The thread continues:

Thanks so much for posting my response.  It’s one of the many things I truly appreciate about your site, the airing of both sides. You posted an update from another reader immediately Fourpetal_St._Johns-wort_(Hypericum_tetrapetalum)_(8460154764)after mine:

True, some herbs have medicinal properties, but unless one has run a double-blind test, then you truly don’t know if the herbs do anything beyond the placebo effect. The US government has spent over a billion dollars trying to prove non-Western medical claims, and guess what? The herbs and other items very rarely do anything positive, occasionally show mild effects, and often have undocumented side effects.

I have to take issue with this comment as well.  I happen to work in the dietary supplement industry, specifically selling botanical extracts in raw material form to dietary supplement manufacturers and contract manufacturers.  I’ve worked for some of the largest German Botanical Extract companies that are at the forefront of research for botanical medicines.

I’m all for running double-blind tests, but the design of the study is incredibly important.  I’ll give you an example: St. John’s Wort.

You may recall in the late 1990′s that St. John’s Wort was discussed as an exciting way to treat depression and anxiety.  Historically it’s been used to treat various nerve conditions and disorders, as well as mild to moderate depression.  There was a huge explosion of sales of St. John’s Wort after Barbara Walters did a 20/20 special on the herbal extract that aired in early July of 1997.

Naturally the NIH decided to do it’s own double-blind placebo controlled study, but they decided in spite of little evidence, to research St. John’s Wort for treatment of moderate to severe depression.  However, most materia medica’s and botanical monographs for St. John’s Wort suggest it for mild to moderate depression.  So the study moved forward, and guess what?
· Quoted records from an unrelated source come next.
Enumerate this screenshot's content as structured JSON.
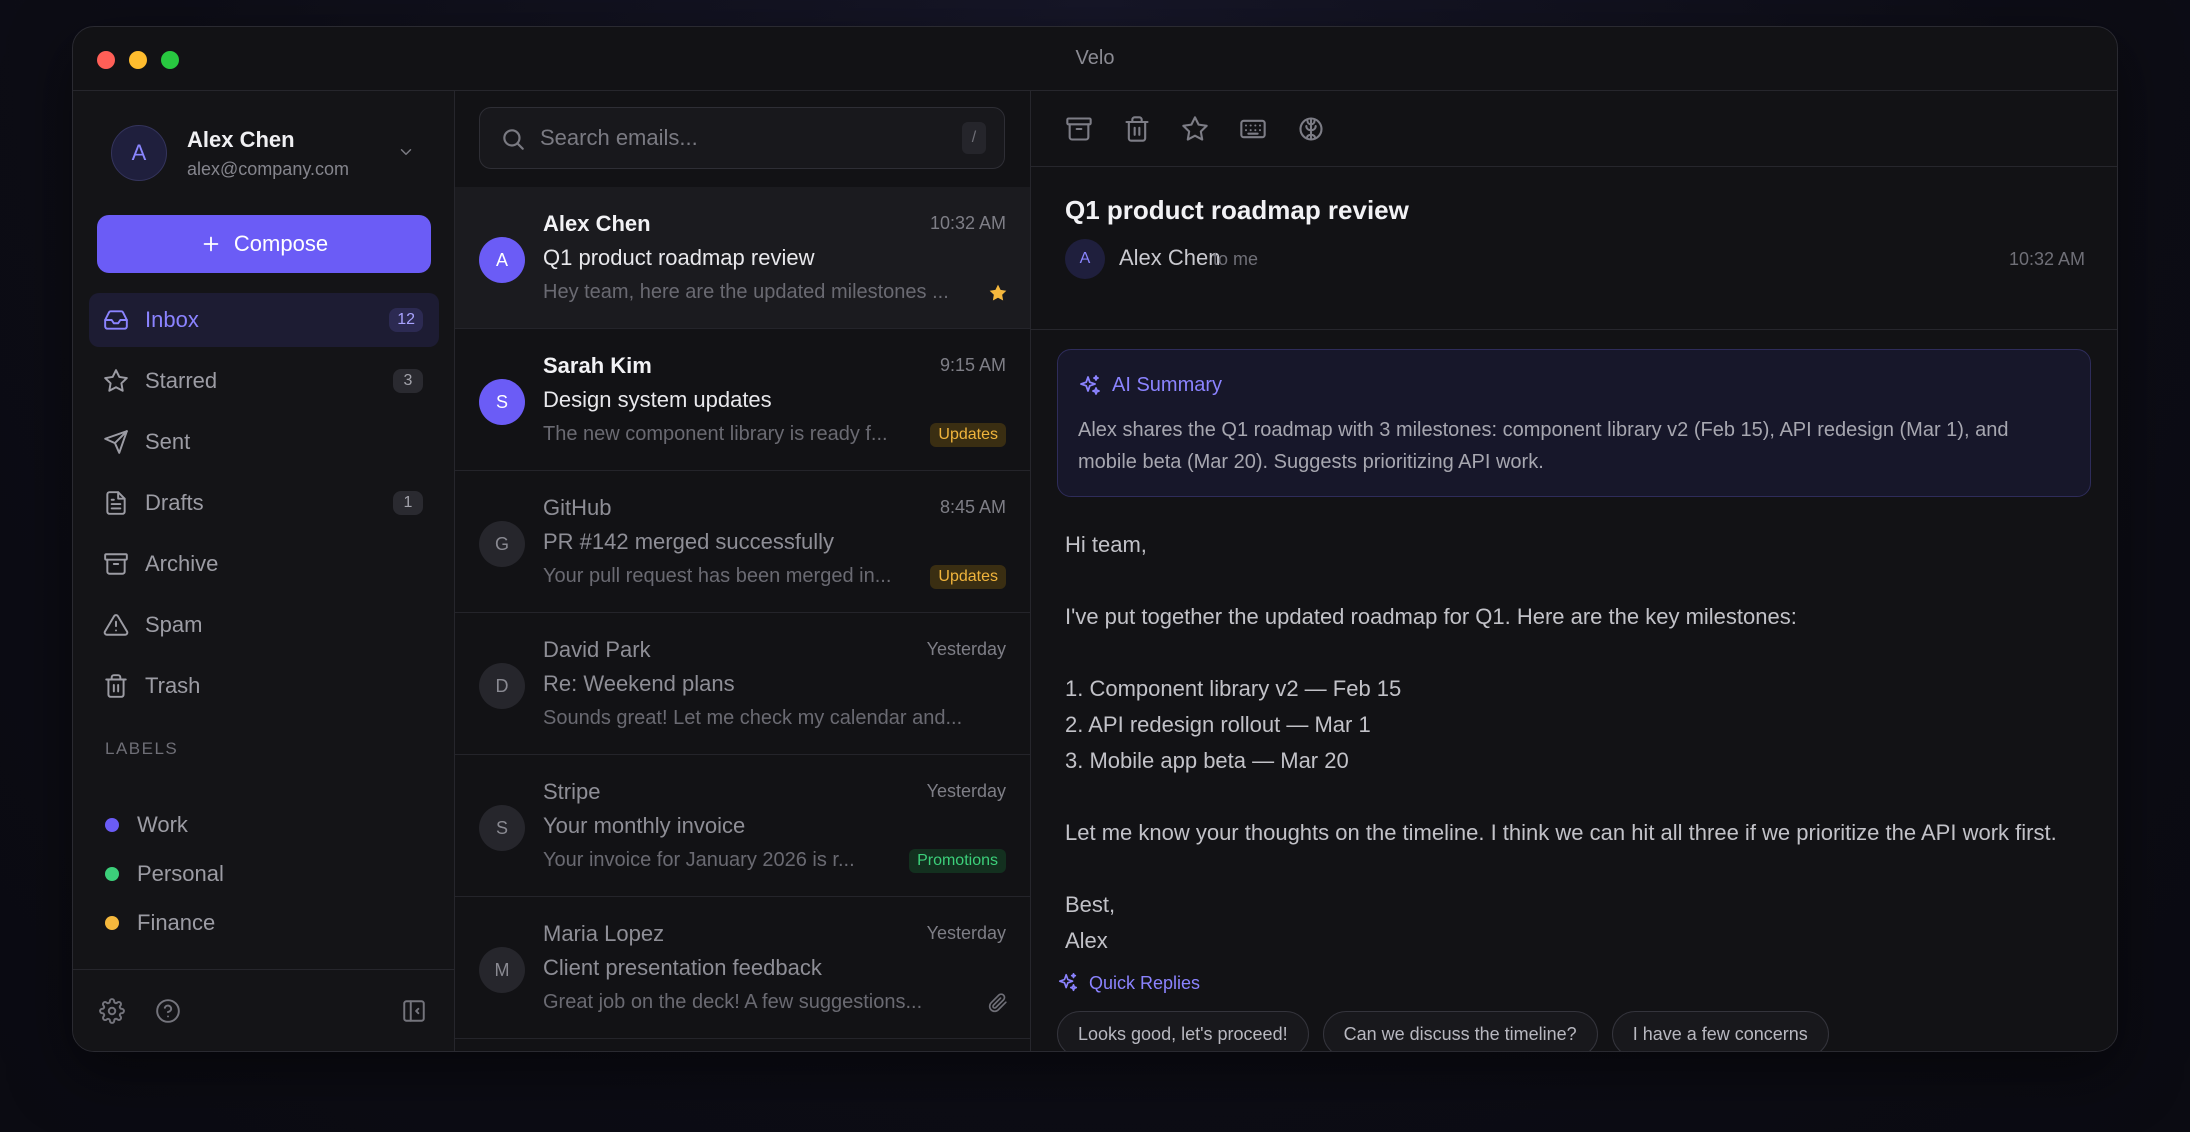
{
  "window": {
    "title": "Velo"
  },
  "account": {
    "initial": "A",
    "name": "Alex Chen",
    "email": "alex@company.com"
  },
  "compose": {
    "label": "Compose"
  },
  "nav": [
    {
      "label": "Inbox",
      "count": "12",
      "icon": "inbox-icon"
    },
    {
      "label": "Starred",
      "count": "3",
      "icon": "star-icon"
    },
    {
      "label": "Sent",
      "count": "",
      "icon": "send-icon"
    },
    {
      "label": "Drafts",
      "count": "1",
      "icon": "file-icon"
    },
    {
      "label": "Archive",
      "count": "",
      "icon": "archive-icon"
    },
    {
      "label": "Spam",
      "count": "",
      "icon": "warning-icon"
    },
    {
      "label": "Trash",
      "count": "",
      "icon": "trash-icon"
    }
  ],
  "labels": {
    "heading": "LABELS",
    "items": [
      {
        "name": "Work",
        "color": "#6b5cf6"
      },
      {
        "name": "Personal",
        "color": "#3ccf7a"
      },
      {
        "name": "Finance",
        "color": "#f5b83d"
      }
    ]
  },
  "search": {
    "placeholder": "Search emails...",
    "shortcut": "/"
  },
  "emails": [
    {
      "initial": "A",
      "from": "Alex Chen",
      "time": "10:32 AM",
      "subject": "Q1 product roadmap review",
      "preview": "Hey team, here are the updated milestones ...",
      "tag": "",
      "flag": "star"
    },
    {
      "initial": "S",
      "from": "Sarah Kim",
      "time": "9:15 AM",
      "subject": "Design system updates",
      "preview": "The new component library is ready f...",
      "tag": "Updates",
      "flag": ""
    },
    {
      "initial": "G",
      "from": "GitHub",
      "time": "8:45 AM",
      "subject": "PR #142 merged successfully",
      "preview": "Your pull request has been merged in...",
      "tag": "Updates",
      "flag": ""
    },
    {
      "initial": "D",
      "from": "David Park",
      "time": "Yesterday",
      "subject": "Re: Weekend plans",
      "preview": "Sounds great! Let me check my calendar and...",
      "tag": "",
      "flag": ""
    },
    {
      "initial": "S",
      "from": "Stripe",
      "time": "Yesterday",
      "subject": "Your monthly invoice",
      "preview": "Your invoice for January 2026 is r...",
      "tag": "Promotions",
      "flag": ""
    },
    {
      "initial": "M",
      "from": "Maria Lopez",
      "time": "Yesterday",
      "subject": "Client presentation feedback",
      "preview": "Great job on the deck! A few suggestions...",
      "tag": "",
      "flag": "attachment"
    }
  ],
  "message": {
    "subject": "Q1 product roadmap review",
    "sender_initial": "A",
    "sender": "Alex Chen",
    "to": "to me",
    "time": "10:32 AM",
    "summary_title": "AI Summary",
    "summary": "Alex shares the Q1 roadmap with 3 milestones: component library v2 (Feb 15), API redesign (Mar 1), and mobile beta (Mar 20). Suggests prioritizing API work.",
    "body": {
      "greeting": "Hi team,",
      "intro": "I've put together the updated roadmap for Q1. Here are the key milestones:",
      "item1": "1. Component library v2 — Feb 15",
      "item2": "2. API redesign rollout — Mar 1",
      "item3": "3. Mobile app beta — Mar 20",
      "closing": "Let me know your thoughts on the timeline. I think we can hit all three if we prioritize the API work first.",
      "signoff": "Best,",
      "signature": "Alex"
    }
  },
  "quick_replies": {
    "title": "Quick Replies",
    "options": [
      "Looks good, let's proceed!",
      "Can we discuss the timeline?",
      "I have a few concerns"
    ]
  }
}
The results showed that it gave little to no effect for treating severe depression.  This was no shock to those of us in the industry but the general public and media response to the news was that yet another herbal medicine was proven to be ineffective.

Another great example is to think of the deaths we have in the U.S. each year by those who forage for wild mushrooms.  You inevitably hear about someone who picked and ate the wrong species and dies from liver toxicity.  In Germany they use an IV treatment of milk thistle extract, which is kept stocked in hospitals, and their outcomes are much better.  There have been a few instances of doctors in the U.S. using the IV therapy with promising results and there have been discussions with the FDA to approve the use of this therapy.
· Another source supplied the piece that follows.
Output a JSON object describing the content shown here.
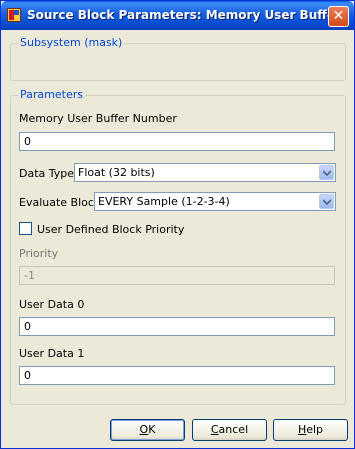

I’d be much more inclined to listen to studies on botanicals that come out of Europe because they actually use botanical medicine in their medical system much more than we do in the U.S., and their herbal therapies are often treated as drugs requiring a prescription.  They also integrate herbal therapy into their medical schools so medical doctors know how to properly use them and treat their patients.

Here’s the thing.  Botanical/herbal medicines are a great when used preventatively, or as a first line of defense against common illnesses and ailments, if you know how to use them properly and use them at the required dose.  If they don’t do the trick, you bring out the big guns, prescription medicines and more invasive surgical interventions.  I’m starting to sound like a broken record, but to take the either/or approach is to ignore centuries of successful historical use for botanical/herbal therapies.

(Photo of St. John’s Wort via Wikimedia Commons)